To do >> How many lines in the data hold the string "text"? State the number alone.

Dataset rows for apps and sites >>
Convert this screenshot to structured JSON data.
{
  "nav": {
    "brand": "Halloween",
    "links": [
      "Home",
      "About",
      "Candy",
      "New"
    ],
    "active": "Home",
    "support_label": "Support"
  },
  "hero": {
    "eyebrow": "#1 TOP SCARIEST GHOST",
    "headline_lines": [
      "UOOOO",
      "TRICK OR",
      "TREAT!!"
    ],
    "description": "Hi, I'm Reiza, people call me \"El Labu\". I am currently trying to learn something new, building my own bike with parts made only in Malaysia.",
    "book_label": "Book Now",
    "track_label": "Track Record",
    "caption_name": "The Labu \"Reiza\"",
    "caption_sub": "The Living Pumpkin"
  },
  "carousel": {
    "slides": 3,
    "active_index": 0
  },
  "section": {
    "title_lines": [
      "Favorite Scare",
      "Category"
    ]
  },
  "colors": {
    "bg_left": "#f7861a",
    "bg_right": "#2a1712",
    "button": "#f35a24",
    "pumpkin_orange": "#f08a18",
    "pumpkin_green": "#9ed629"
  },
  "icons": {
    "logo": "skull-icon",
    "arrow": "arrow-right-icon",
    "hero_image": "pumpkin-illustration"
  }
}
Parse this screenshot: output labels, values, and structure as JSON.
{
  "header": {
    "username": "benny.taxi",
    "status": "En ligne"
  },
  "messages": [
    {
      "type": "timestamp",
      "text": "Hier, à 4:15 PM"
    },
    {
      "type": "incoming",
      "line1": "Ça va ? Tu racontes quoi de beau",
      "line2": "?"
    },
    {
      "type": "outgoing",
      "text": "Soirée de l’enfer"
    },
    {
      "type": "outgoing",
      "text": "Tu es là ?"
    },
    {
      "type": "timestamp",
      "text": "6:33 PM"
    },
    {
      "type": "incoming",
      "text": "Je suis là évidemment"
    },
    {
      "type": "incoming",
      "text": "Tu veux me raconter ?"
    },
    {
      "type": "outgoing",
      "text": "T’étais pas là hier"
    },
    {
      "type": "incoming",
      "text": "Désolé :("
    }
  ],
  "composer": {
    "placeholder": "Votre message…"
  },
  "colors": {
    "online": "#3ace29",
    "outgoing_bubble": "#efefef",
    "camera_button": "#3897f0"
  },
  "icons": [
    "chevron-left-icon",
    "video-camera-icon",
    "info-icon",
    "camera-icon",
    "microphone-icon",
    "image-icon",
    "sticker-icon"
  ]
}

Response to the exercise >> 8